But if it is really so difficult, how does one learn to let go? The readings offer at least three insights. The first is that it’s helpful to have a companion and guide. Which is the role that Paul plays in the second reading. Someone who, whenever I may find myself stuck in my own anxiety, gently nudges me to contemplate a fresh perspective. Reminding me to consider that, in God’s eyes, a thousand years are like yesterday, come and gone, no more than a watch in the night. Inviting me to pray for the grace to know the shortness of my life, that I may gain wisdom of heart.
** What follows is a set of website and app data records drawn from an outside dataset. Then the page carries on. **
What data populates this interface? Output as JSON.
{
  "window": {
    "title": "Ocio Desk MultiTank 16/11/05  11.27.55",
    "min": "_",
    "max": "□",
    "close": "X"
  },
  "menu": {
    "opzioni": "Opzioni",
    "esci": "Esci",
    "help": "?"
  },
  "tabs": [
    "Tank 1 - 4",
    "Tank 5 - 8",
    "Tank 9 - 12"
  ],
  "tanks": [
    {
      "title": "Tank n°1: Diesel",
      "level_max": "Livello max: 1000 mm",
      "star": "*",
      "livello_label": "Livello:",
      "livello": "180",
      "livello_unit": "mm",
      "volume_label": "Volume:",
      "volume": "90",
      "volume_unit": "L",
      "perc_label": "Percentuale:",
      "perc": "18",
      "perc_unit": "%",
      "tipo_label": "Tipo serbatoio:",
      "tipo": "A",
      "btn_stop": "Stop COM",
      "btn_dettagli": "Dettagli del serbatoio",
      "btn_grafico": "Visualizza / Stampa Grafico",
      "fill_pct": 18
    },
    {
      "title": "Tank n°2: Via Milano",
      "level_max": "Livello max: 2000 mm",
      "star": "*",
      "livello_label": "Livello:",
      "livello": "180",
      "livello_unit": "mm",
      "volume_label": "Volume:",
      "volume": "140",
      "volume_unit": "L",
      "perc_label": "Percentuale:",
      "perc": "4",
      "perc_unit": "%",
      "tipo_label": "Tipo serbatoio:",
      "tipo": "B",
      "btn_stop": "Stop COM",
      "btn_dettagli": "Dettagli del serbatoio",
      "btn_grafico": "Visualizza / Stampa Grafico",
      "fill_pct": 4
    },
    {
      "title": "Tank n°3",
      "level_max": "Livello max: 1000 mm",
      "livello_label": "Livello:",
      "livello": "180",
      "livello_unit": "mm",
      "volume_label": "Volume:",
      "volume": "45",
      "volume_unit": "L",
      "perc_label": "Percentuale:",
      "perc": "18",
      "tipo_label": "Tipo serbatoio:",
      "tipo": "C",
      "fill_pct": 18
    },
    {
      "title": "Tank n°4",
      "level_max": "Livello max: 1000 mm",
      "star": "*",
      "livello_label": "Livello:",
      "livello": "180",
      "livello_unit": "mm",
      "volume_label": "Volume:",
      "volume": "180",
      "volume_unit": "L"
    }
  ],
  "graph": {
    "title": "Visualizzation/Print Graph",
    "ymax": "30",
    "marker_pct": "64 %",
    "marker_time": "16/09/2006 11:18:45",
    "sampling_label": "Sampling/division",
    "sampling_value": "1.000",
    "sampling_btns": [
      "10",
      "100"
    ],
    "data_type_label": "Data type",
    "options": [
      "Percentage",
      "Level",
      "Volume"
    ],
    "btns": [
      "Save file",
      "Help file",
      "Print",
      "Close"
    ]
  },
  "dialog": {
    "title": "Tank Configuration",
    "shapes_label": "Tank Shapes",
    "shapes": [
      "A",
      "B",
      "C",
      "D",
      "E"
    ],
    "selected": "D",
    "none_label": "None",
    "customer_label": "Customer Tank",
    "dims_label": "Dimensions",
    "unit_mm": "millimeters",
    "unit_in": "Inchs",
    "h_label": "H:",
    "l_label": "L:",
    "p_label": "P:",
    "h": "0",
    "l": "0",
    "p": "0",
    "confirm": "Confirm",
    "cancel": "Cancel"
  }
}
Also, in addition to companionship and contemplation, a third insight is the usefulness of a crisis, such as the one faced by Philemon in the second reading. He has been separated from his slave, Onesimus. And, like someone teaching another to float in deep water, Paul shrewdly makes use of this crisis to challenge Philemon to let go. To surrender his ownership of Onesimus, and to treat him as a brother-in-the Lord, instead of just another piece of property.

Companionship, contemplation and crisis. Aren’t these insights particularly relevant for us, who live in such anxiety-provoking times? They offer us a path by which we may be set free. The better to reach out and to connect with others, with our world, and with God, in humility, mercy, and love.

Sisters and brothers, even as we may find ourselves immersed in deep and troubled waters, how might we help one another float more freely in God’s tender embrace today?